Diabetic retinopathy

Statins

Diabetes


J A M A

Observational

January 2019

Importance

Diabetic retinopathy is the leading cause of blindness in working-age adults. Studies have suggested that statins may reduce the risk of developing diabetic retinopathy.

Objective  

To investigate the association between statin therapy and the development of diabetic retinopathy in patients with diabetes and dyslipidemia.

Design

This population-based cohort study, conducted among 37,894 Taiwanese patients between January 1, 1998, and December 31, 2013, used the National Health Insurance Research Database to identify patients with type 2 diabetes and dyslipidemia.

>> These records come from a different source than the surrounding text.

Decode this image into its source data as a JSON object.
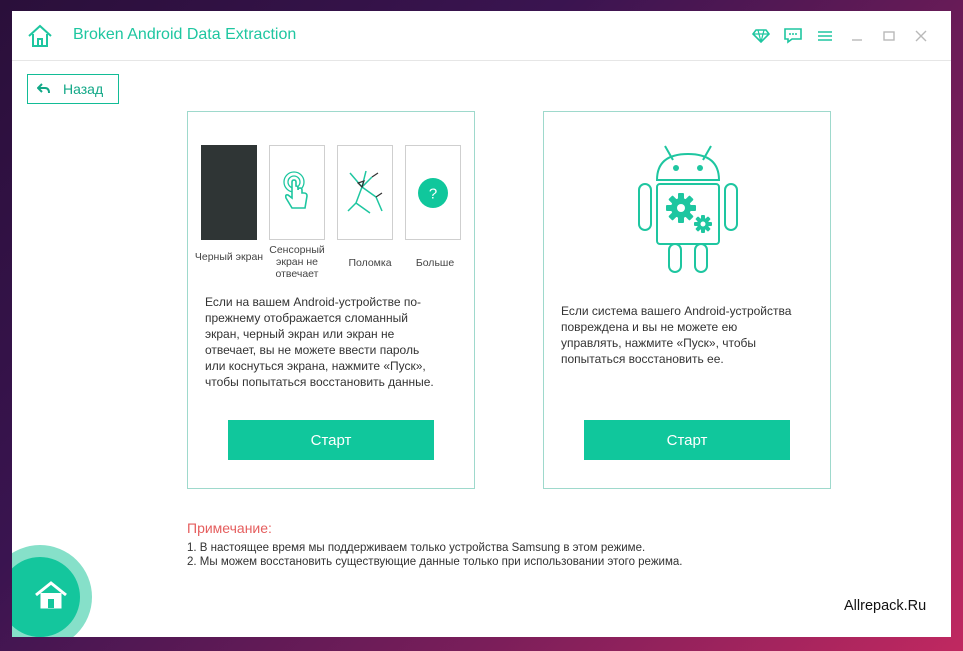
{
  "window": {
    "title": "Broken Android Data Extraction"
  },
  "toolbar": {
    "icons": [
      "diamond-icon",
      "feedback-icon",
      "menu-icon",
      "minimize-icon",
      "maximize-icon",
      "close-icon"
    ]
  },
  "back_button": {
    "label": "Назад"
  },
  "left_card": {
    "thumbnails": [
      {
        "label": "Черный экран",
        "icon": "black-screen-icon"
      },
      {
        "label": "Сенсорный экран не отвечает",
        "icon": "touch-icon"
      },
      {
        "label": "Поломка",
        "icon": "broken-screen-icon"
      },
      {
        "label": "Больше",
        "icon": "question-icon"
      }
    ],
    "description": "Если на вашем Android-устройстве по-прежнему отображается сломанный экран, черный экран или экран не отвечает, вы не можете ввести пароль или коснуться экрана, нажмите «Пуск», чтобы попытаться восстановить данные.",
    "description_lines": [
      "Если на вашем Android-устройстве по-",
      "прежнему отображается сломанный",
      "экран, черный экран или экран не",
      "отвечает, вы не можете ввести пароль",
      "или коснуться экрана, нажмите «Пуск»,",
      "чтобы попытаться восстановить данные."
    ],
    "start_label": "Старт"
  },
  "right_card": {
    "icon": "android-settings-icon",
    "description_lines": [
      "Если система вашего Android-устройства",
      "повреждена и вы не можете ею",
      "управлять, нажмите «Пуск», чтобы",
      "попытаться восстановить ее."
    ],
    "start_label": "Старт"
  },
  "notes": {
    "title": "Примечание:",
    "lines": [
      "1. В настоящее время мы поддерживаем только устройства Samsung в этом режиме.",
      "2. Мы можем восстановить существующие данные только при использовании этого режима."
    ]
  },
  "watermark": "Allrepack.Ru",
  "colors": {
    "accent": "#10c79c",
    "title": "#1ec6a0",
    "note": "#e55e5e",
    "card_border": "#9ed9cc"
  }
}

Outcomes were compared between those taking statins and those not taking statins. Statistical analysis was performed from May 1 to 31, 2018.

Exposure  

Statin therapy with a statin possession rate of 80% or more with no other lipid-lowering medications.

Outcomes

Any stage of diabetic retinopathy and treatments for vision-threatening diabetic retinopathy.

Results  

Of 1,648,305 patients with type 2 diabetes, 219,359 were eligible for analysis over the study period, including 199,760 patients taking statins and 19,599 patients not taking statins.

After propensity score matching, there were 18,947 patients in the statin group (10 436 women and 8511 men; mean age, 61.5 years) and 18,947 patients in the nonstatin group (10,430 women and 8,517 men; mean age, 61.0 years), with a mean follow-up of 7.6 years for the statin group and 7.3 years for the non-statin group.

During the study period, 2004 patients in the statin group (10.6%) and 2269 patients in the nonstatin group (12.0%) developed diabetic retinopathy.

Compared to non-statin users, patients in the statin group had a significantly lower rates of (p<0.05):

  1. Diabetic retinopathy (HR 0.86)

  2. Nonproliferative diabetic retinopathy (HR 0.92)

  3. Proliferative diabetic retinopathy (HR 0.64)

  4. Vitreous hemorrhage (HR 0.62)

  5. Tractional retinal detachment (HR 0.61)

  6. Macular edema (HR 0.60)

  7. Retinal laser treatment (HR 0.71)

  8. Intravitreal injection (HR 0.74)

  9. Vitrectomy (HR 0.86)

  10. Retinal lasers (RR 0.61)

  11. Intravitreal injections (RR 0.68)

  12. Vitrectomies (RR 0.54)

  13. Major adverse cardiovascular events (HR, 0.81)

  14. New-onset diabetic neuropathy (HR, 0.85)

  15. New-onset diabetic foot ulcers (HR, 0.73)

Conclusions

Statin therapy was associated with a decreased risk of diabetic retinopathy and need for treatments for vision-threatening diabetic retinopathy in Taiwanese patients with type 2 diabetes and dyslipidemia.

 
Retina